Each entry in the listing below should be returned precisely as it is.
----
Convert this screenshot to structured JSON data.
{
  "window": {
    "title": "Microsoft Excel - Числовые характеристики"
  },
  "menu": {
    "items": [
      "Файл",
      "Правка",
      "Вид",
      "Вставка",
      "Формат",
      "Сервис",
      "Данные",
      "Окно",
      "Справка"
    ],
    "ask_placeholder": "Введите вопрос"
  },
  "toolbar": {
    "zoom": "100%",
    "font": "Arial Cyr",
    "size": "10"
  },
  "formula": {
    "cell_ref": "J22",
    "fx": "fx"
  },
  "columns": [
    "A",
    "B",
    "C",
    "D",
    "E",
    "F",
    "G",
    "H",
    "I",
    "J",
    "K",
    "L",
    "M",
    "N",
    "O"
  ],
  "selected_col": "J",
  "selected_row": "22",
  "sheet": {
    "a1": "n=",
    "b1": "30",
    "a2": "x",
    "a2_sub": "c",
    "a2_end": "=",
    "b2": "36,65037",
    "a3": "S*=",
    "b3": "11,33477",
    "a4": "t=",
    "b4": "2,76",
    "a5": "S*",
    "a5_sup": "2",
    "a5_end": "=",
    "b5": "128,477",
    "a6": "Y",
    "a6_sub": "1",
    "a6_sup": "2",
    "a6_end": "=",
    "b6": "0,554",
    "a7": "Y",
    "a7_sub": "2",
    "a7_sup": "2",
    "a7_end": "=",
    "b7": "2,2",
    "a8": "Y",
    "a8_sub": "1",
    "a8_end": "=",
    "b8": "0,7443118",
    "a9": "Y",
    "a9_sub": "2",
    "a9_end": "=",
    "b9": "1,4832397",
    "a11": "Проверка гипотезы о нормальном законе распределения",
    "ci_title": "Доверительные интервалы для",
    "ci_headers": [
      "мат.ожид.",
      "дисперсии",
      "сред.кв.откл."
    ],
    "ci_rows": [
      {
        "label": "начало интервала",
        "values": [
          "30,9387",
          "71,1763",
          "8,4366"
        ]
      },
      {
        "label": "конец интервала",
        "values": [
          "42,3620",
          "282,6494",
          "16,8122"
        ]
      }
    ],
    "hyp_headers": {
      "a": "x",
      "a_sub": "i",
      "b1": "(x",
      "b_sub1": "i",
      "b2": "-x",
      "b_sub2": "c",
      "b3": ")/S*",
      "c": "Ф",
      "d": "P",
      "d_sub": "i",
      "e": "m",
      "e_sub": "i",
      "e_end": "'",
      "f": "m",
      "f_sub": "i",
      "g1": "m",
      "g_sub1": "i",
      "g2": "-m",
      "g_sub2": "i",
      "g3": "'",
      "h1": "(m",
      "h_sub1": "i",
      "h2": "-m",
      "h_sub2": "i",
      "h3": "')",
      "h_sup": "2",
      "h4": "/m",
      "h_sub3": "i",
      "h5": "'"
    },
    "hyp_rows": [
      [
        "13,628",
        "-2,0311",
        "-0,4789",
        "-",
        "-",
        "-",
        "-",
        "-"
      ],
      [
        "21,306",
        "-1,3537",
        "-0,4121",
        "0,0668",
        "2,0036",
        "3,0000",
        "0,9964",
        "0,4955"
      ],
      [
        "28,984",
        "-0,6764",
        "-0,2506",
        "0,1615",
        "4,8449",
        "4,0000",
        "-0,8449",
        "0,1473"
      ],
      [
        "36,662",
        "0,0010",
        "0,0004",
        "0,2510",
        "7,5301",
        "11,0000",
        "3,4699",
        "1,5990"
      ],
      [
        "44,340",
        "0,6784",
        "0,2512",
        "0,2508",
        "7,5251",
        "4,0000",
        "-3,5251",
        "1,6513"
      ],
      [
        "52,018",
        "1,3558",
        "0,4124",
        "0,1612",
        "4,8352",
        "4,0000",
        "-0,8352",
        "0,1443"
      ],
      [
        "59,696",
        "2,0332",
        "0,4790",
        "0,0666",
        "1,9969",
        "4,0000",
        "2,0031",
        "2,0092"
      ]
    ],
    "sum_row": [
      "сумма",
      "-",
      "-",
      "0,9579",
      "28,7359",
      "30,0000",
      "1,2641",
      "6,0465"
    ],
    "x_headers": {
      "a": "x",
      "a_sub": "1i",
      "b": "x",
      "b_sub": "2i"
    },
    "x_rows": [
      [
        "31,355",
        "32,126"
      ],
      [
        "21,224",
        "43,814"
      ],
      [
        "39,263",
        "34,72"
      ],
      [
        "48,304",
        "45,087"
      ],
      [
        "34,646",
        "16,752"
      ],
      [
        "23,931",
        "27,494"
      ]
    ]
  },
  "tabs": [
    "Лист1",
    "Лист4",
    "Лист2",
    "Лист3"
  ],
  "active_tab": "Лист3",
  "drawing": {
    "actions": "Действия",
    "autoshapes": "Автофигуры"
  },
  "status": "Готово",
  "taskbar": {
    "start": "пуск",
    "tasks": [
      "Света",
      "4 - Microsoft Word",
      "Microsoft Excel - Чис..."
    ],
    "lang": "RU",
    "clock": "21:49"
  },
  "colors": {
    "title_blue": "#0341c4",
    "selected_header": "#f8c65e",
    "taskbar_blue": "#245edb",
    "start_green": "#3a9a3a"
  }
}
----
**Solution to this task**
Convert this screenshot to structured JSON data.
{
  "window": {
    "title": "Microsoft Excel - Числовые характеристики"
  },
  "menu": {
    "items": [
      "Файл",
      "Правка",
      "Вид",
      "Вставка",
      "Формат",
      "Сервис",
      "Данные",
      "Окно",
      "Справка"
    ],
    "ask_placeholder": "Введите вопрос"
  },
  "toolbar": {
    "zoom": "100%",
    "font": "Arial Cyr",
    "size": "10"
  },
  "formula": {
    "cell_ref": "J22",
    "fx": "fx"
  },
  "columns": [
    "A",
    "B",
    "C",
    "D",
    "E",
    "F",
    "G",
    "H",
    "I",
    "J",
    "K",
    "L",
    "M",
    "N",
    "O"
  ],
  "selected_col": "J",
  "selected_row": "22",
  "sheet": {
    "a1": "n=",
    "b1": "30",
    "a2": "x",
    "a2_sub": "c",
    "a2_end": "=",
    "b2": "36,65037",
    "a3": "S*=",
    "b3": "11,33477",
    "a4": "t=",
    "b4": "2,76",
    "a5": "S*",
    "a5_sup": "2",
    "a5_end": "=",
    "b5": "128,477",
    "a6": "Y",
    "a6_sub": "1",
    "a6_sup": "2",
    "a6_end": "=",
    "b6": "0,554",
    "a7": "Y",
    "a7_sub": "2",
    "a7_sup": "2",
    "a7_end": "=",
    "b7": "2,2",
    "a8": "Y",
    "a8_sub": "1",
    "a8_end": "=",
    "b8": "0,7443118",
    "a9": "Y",
    "a9_sub": "2",
    "a9_end": "=",
    "b9": "1,4832397",
    "a11": "Проверка гипотезы о нормальном законе распределения",
    "ci_title": "Доверительные интервалы для",
    "ci_headers": [
      "мат.ожид.",
      "дисперсии",
      "сред.кв.откл."
    ],
    "ci_rows": [
      {
        "label": "начало интервала",
        "values": [
          "30,9387",
          "71,1763",
          "8,4366"
        ]
      },
      {
        "label": "конец интервала",
        "values": [
          "42,3620",
          "282,6494",
          "16,8122"
        ]
      }
    ],
    "hyp_headers": {
      "a": "x",
      "a_sub": "i",
      "b1": "(x",
      "b_sub1": "i",
      "b2": "-x",
      "b_sub2": "c",
      "b3": ")/S*",
      "c": "Ф",
      "d": "P",
      "d_sub": "i",
      "e": "m",
      "e_sub": "i",
      "e_end": "'",
      "f": "m",
      "f_sub": "i",
      "g1": "m",
      "g_sub1": "i",
      "g2": "-m",
      "g_sub2": "i",
      "g3": "'",
      "h1": "(m",
      "h_sub1": "i",
      "h2": "-m",
      "h_sub2": "i",
      "h3": "')",
      "h_sup": "2",
      "h4": "/m",
      "h_sub3": "i",
      "h5": "'"
    },
    "hyp_rows": [
      [
        "13,628",
        "-2,0311",
        "-0,4789",
        "-",
        "-",
        "-",
        "-",
        "-"
      ],
      [
        "21,306",
        "-1,3537",
        "-0,4121",
        "0,0668",
        "2,0036",
        "3,0000",
        "0,9964",
        "0,4955"
      ],
      [
        "28,984",
        "-0,6764",
        "-0,2506",
        "0,1615",
        "4,8449",
        "4,0000",
        "-0,8449",
        "0,1473"
      ],
      [
        "36,662",
        "0,0010",
        "0,0004",
        "0,2510",
        "7,5301",
        "11,0000",
        "3,4699",
        "1,5990"
      ],
      [
        "44,340",
        "0,6784",
        "0,2512",
        "0,2508",
        "7,5251",
        "4,0000",
        "-3,5251",
        "1,6513"
      ],
      [
        "52,018",
        "1,3558",
        "0,4124",
        "0,1612",
        "4,8352",
        "4,0000",
        "-0,8352",
        "0,1443"
      ],
      [
        "59,696",
        "2,0332",
        "0,4790",
        "0,0666",
        "1,9969",
        "4,0000",
        "2,0031",
        "2,0092"
      ]
    ],
    "sum_row": [
      "сумма",
      "-",
      "-",
      "0,9579",
      "28,7359",
      "30,0000",
      "1,2641",
      "6,0465"
    ],
    "x_headers": {
      "a": "x",
      "a_sub": "1i",
      "b": "x",
      "b_sub": "2i"
    },
    "x_rows": [
      [
        "31,355",
        "32,126"
      ],
      [
        "21,224",
        "43,814"
      ],
      [
        "39,263",
        "34,72"
      ],
      [
        "48,304",
        "45,087"
      ],
      [
        "34,646",
        "16,752"
      ],
      [
        "23,931",
        "27,494"
      ]
    ]
  },
  "tabs": [
    "Лист1",
    "Лист4",
    "Лист2",
    "Лист3"
  ],
  "active_tab": "Лист3",
  "drawing": {
    "actions": "Действия",
    "autoshapes": "Автофигуры"
  },
  "status": "Готово",
  "taskbar": {
    "start": "пуск",
    "tasks": [
      "Света",
      "4 - Microsoft Word",
      "Microsoft Excel - Чис..."
    ],
    "lang": "RU",
    "clock": "21:49"
  },
  "colors": {
    "title_blue": "#0341c4",
    "selected_header": "#f8c65e",
    "taskbar_blue": "#245edb",
    "start_green": "#3a9a3a"
  }
}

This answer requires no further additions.